Top of Material provided

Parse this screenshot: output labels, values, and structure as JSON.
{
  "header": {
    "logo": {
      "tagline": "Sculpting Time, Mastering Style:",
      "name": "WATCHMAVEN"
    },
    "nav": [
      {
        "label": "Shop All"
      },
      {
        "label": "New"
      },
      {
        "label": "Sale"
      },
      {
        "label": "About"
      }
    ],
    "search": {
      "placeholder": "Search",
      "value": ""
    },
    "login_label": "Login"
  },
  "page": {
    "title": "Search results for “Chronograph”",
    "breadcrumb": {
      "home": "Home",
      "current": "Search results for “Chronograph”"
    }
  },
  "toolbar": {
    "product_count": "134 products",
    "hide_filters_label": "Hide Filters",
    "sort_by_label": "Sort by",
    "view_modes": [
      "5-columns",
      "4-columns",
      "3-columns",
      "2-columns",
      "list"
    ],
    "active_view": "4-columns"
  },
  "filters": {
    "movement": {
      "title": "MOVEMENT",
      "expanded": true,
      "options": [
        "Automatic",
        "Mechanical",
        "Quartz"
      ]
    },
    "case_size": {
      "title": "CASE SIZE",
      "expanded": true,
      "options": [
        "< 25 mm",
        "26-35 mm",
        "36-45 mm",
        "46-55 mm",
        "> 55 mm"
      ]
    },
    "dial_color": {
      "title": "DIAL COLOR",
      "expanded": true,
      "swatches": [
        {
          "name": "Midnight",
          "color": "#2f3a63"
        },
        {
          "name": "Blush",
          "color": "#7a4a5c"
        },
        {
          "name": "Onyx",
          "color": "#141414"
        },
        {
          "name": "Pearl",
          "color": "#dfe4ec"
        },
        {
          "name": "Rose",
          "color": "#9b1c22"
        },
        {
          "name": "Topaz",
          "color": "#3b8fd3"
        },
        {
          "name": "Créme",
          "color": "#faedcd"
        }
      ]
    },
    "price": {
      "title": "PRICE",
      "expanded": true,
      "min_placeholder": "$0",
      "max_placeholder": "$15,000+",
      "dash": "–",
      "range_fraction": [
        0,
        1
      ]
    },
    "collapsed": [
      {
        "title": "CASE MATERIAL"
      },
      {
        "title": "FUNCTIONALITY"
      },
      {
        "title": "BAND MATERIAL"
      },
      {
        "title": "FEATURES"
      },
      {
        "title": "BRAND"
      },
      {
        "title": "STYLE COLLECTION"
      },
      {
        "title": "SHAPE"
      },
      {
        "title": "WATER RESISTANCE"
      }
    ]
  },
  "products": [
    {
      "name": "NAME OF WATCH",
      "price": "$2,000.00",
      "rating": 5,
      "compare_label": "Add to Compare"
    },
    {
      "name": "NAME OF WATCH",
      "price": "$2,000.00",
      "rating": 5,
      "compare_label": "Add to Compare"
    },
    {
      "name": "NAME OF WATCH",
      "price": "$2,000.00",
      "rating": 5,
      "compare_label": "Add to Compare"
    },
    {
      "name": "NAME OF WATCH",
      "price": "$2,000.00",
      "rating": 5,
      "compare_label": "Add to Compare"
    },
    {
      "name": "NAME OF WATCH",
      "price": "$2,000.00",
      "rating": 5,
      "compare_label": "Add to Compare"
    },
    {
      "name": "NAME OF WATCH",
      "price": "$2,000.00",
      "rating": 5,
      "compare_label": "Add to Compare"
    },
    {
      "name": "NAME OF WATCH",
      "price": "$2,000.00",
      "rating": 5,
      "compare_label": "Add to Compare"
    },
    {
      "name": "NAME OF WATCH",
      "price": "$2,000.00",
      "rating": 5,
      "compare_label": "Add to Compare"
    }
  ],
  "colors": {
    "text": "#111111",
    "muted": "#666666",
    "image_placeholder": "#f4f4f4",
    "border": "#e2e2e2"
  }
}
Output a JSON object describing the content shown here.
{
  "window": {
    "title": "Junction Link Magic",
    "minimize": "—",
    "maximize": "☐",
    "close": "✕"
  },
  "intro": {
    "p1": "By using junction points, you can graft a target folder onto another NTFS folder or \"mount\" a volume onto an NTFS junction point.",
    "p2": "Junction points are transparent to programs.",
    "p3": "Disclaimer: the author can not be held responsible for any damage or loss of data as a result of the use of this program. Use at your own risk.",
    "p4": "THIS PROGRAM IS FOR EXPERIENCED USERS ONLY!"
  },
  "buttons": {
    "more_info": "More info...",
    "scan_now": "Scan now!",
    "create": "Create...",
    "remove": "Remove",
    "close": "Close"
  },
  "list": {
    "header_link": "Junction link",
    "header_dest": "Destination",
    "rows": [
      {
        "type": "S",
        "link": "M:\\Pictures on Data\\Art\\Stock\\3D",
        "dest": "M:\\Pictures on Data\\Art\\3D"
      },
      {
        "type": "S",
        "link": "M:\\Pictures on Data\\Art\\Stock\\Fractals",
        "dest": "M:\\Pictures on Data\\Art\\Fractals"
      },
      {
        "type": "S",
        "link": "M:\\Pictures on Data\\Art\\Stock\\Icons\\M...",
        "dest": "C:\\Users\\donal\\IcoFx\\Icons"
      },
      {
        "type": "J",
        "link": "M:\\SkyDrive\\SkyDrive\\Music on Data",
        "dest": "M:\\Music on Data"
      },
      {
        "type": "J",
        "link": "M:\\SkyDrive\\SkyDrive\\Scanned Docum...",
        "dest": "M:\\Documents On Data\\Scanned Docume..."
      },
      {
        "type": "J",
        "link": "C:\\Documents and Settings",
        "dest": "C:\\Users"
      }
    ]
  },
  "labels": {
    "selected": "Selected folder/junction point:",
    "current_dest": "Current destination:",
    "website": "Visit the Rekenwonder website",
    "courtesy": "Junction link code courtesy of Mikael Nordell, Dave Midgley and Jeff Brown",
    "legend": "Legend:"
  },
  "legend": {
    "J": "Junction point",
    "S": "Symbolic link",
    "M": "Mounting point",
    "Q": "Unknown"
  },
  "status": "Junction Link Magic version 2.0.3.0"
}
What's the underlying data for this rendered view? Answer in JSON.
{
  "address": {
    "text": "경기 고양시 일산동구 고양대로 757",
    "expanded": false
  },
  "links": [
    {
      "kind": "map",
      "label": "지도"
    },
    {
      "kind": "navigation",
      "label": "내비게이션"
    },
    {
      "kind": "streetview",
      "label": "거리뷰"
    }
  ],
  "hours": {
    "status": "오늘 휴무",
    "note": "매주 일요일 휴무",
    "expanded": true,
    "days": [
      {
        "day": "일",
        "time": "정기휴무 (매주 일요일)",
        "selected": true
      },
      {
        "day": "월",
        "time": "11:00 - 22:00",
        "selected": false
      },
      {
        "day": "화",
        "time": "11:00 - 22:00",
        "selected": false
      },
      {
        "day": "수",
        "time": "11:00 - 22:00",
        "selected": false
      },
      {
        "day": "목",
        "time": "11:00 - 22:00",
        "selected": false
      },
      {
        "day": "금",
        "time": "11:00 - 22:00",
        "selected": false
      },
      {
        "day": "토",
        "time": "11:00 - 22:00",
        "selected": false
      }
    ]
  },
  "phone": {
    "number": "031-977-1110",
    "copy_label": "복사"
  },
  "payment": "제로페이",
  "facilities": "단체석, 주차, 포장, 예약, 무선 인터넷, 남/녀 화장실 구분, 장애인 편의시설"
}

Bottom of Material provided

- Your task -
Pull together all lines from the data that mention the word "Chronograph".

- Solved problem -
    "title": "Search results for “Chronograph”",
      "current": "Search results for “Chronograph”"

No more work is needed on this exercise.